The JavaTM Web Services Developer Pack ("JavaTM WSDP") is an all-in-one download containing key technologies to simplify building of web services using the JavaTM 2 Platform. The technologies comprising the Java Web Services Developers Pack include:
- JavaTM XML Pack Release which includes the following:
- JavaTM API for XML Messaging ("JAXM") 1.0 EA 1
- JavaTM API for XML Processing ("JAXP") 1.2 EA 1 (with XML Schema support)
- JavaTM API for XML Registries ("JAXR") 1.0 EA 1

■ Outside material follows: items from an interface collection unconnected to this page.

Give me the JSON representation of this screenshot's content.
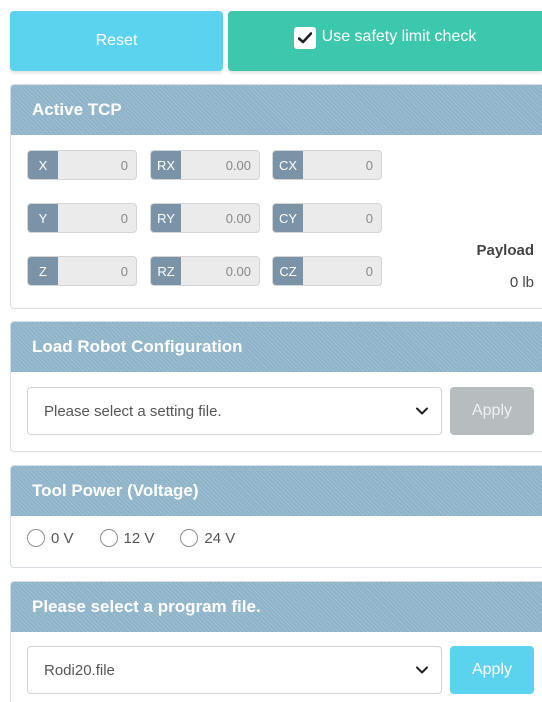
{
  "top": {
    "reset_label": "Reset",
    "safety_label": "Use safety limit check",
    "safety_checked": true
  },
  "tcp": {
    "title": "Active TCP",
    "fields": [
      {
        "label": "X",
        "value": "0"
      },
      {
        "label": "RX",
        "value": "0.00"
      },
      {
        "label": "CX",
        "value": "0"
      },
      {
        "label": "Y",
        "value": "0"
      },
      {
        "label": "RY",
        "value": "0.00"
      },
      {
        "label": "CY",
        "value": "0"
      },
      {
        "label": "Z",
        "value": "0"
      },
      {
        "label": "RZ",
        "value": "0.00"
      },
      {
        "label": "CZ",
        "value": "0"
      }
    ],
    "payload_label": "Payload",
    "payload_value": "0 lb"
  },
  "config": {
    "title": "Load Robot Configuration",
    "select_value": "Please select a setting file.",
    "apply_label": "Apply"
  },
  "power": {
    "title": "Tool Power (Voltage)",
    "options": [
      "0 V",
      "12 V",
      "24 V"
    ]
  },
  "program": {
    "title": "Please select a program file.",
    "select_value": "Rodi20.file",
    "apply_label": "Apply"
  },
  "colors": {
    "reset": "#5bd3ee",
    "safety": "#3dc7ac",
    "header": "#8fb4c9",
    "tag": "#7b93a6",
    "apply_disabled": "#b7bcbf",
    "apply_active": "#5bd3ee"
  },
  "icons": {
    "checkbox": "check-icon",
    "select": "chevron-down-icon"
  }
}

- JavaTM API for XML-based RPC ("JAX-RPC") 1.0 EA 1
- JavaServer PagesTM Standard Tag Library ("JSTL") 1.0 EA 3
- Ant Build Tool 1.4.1
- Java WSDP Registry Server 1.0 EA 1
- Tomcat JavaTM Servlet & JavaServer PagesTM container 4.1-dev
SOAP, to put it simply, allows Java objects and COM objects to talk to each other in a distributed, decentralized, Web-based environment. This article is an overview of SOAP as applicable to Java. [Source: java.sun.com]
Java Web Services Tutorial
The Java Web Services Tutorial is a beginner's guide to developing and deploying web services and web applications on the Java Web Services Developer Pack. [Source: java.sun.com]
The latest release of the Java XML Pack, Winter 01, includes the Java API for XML Messaging ("JAXM") v1.0.1 EA1, the Java API for XML Processing ("JAXP") v1.2 EA1, the Java API for XML Registries ("JAXR") v1.0 EA, and the Java API for XML-based RPC ("JAX-RPC") v1.0 EA1. [Source: java.sun.com]
The JAX or Java XML tutorial describes how to use the Java APIs and Architectures for XML available for download in the Java XML Pack. [Source: java.sun.com]